However, it’s still concerning to see that the average person in Dundee who is in debt is struggling to find the cash to pay it off.
It’s even more worrying that an average woman in this situation doesn’t have any money at all to pay what they owe — and in fact, is into the red before they’ve even covered all of their monthly outgoings.
As work progresses on implementing the findings of the city’s Fairness Commission, key figures must ensure that they give enough of a focus to helping those folk who not only live in poverty, but live with serious levels of debt, too.
The two are often connected, so improving on one will no doubt help the other.
Experts believe that the financial crash of 2007 and tighter restrictions placed on lenders in the aftermath has led to a drop in the amount of debt people are racking up. But at the same time, wage growth has slowed — leading to people having less cash at the end of the month.
More people are also said to be in unsecure work or on part-time wages.
It can mean people relying on credit cards or payday lenders to make ends meet.

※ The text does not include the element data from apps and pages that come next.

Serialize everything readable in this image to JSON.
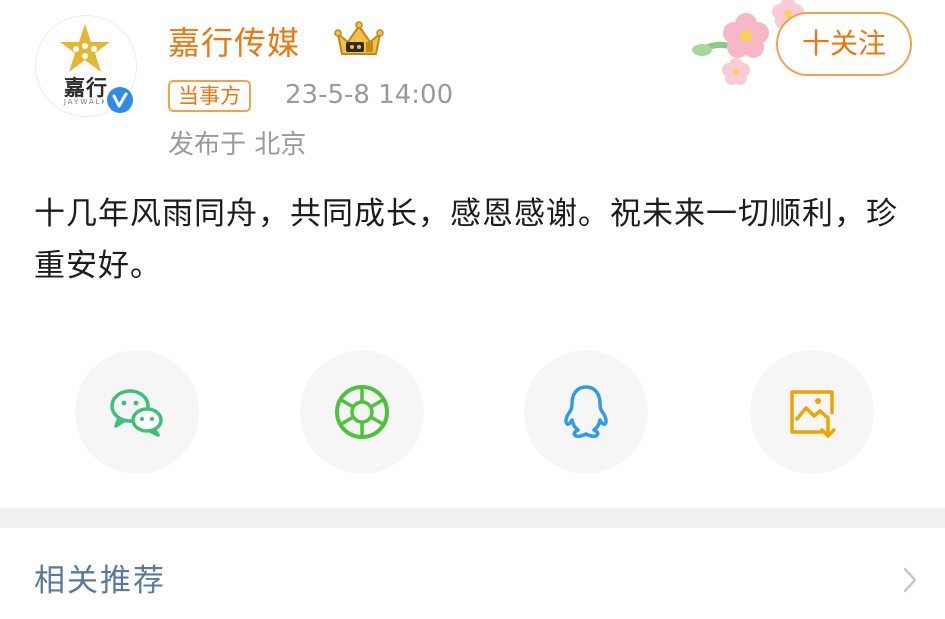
{
  "author": {
    "name": "嘉行传媒",
    "avatar_text": "嘉行",
    "avatar_subtext": "JAYWALK",
    "badge": "当事方",
    "timestamp": "23-5-8 14:00",
    "location": "发布于 北京"
  },
  "follow_button": {
    "label": "十关注"
  },
  "post": {
    "text": "十几年风雨同舟，共同成长，感恩感谢。祝未来一切顺利，珍重安好。"
  },
  "share_actions": [
    {
      "icon": "wechat-icon",
      "color": "#3ec07a"
    },
    {
      "icon": "moments-icon",
      "color": "#4ec23d"
    },
    {
      "icon": "qq-icon",
      "color": "#2d9de8"
    },
    {
      "icon": "save-image-icon",
      "color": "#f0a400"
    }
  ],
  "footer": {
    "related_label": "相关推荐"
  },
  "colors": {
    "accent": "#e8780f",
    "muted": "#9a9a9a",
    "link": "#5a7a9a"
  }
}
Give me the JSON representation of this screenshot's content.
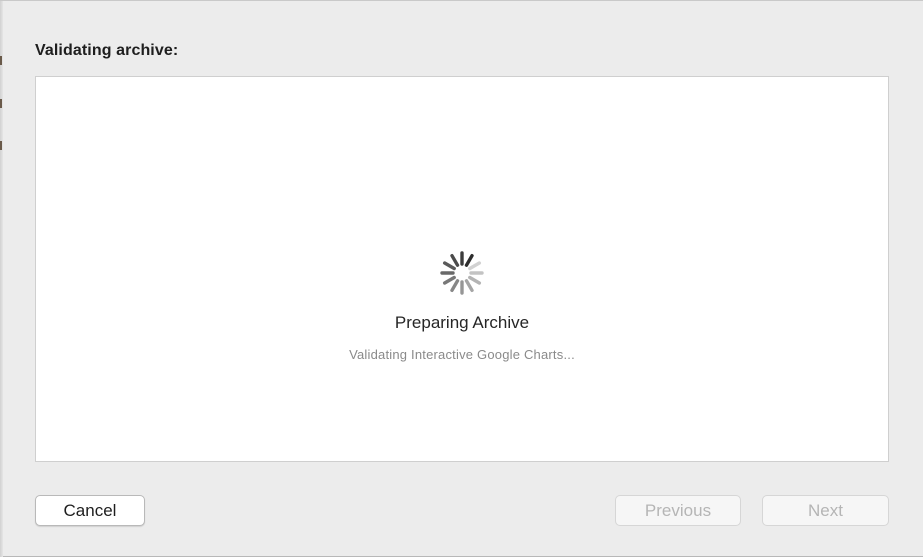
{
  "dialog": {
    "title": "Validating archive:"
  },
  "status": {
    "title": "Preparing Archive",
    "detail": "Validating Interactive Google Charts..."
  },
  "buttons": {
    "cancel": "Cancel",
    "previous": "Previous",
    "next": "Next"
  },
  "icons": {
    "spinner": "activity-spinner-icon"
  }
}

And although locals are in less debt now than a decade ago, there are fears that the situation could worsen again.
Mary Kinninmonth, director of Dundee Citizens Advice Bureau, said the low amounts of money left behind for people was worrying — and warned that people who enter the “debt cycle” can struggle to get into the black again.
She said: “The national picture has shown us that irresponsible lending practices has left people in this situation.
“The cost of living has increased disproportionately since 2005. Things like fuel, rent and other essentials have gone up.
“In Dundee, we have seen closures of companies, and an increase in in-work poverty.
“It used to be that you took it for granted if you were working you had a level of financial security.
“That’s not the case anymore. That, alongside changes to the benefits system, has led to a ‘double whammy’ for some people.
“They are earning less, and finding it harder to access things like tax credits.
“People are getting into this debt cycle. If they are struggling to pay for essentials, and using credit cards to pay for things like electricity bills, how are they going to get out of debt?
“And what happens if something like their cooker or car breaks down?
“Be very careful before signing on the dotted line.
“Be aware that although you may have a low interest credit card there will are often still fees for the balance to be transferred – it’s still not free.
“Seek help as soon as possible to address the problems you are having. There are organisations out there that can help you to make realistic repayments, or help you to stop juggling your finances.”
StepChange debt charity public affairs officer James Stewart said: “Many of the Dundee residents who come to us have been facing a daily struggle with debt and over the last decade, we have seen a fall in the average amount of money they have left once their bills are paid.
“Some of them now cannot afford their bills, meaning a constant battle to heat their homes and put food on the table.
“When people begin to struggle, it is vital that they get the help they need from their creditors so they can avoid falling into severe problem debt .
“We would urge anyone who is worried about their finances to contact us.”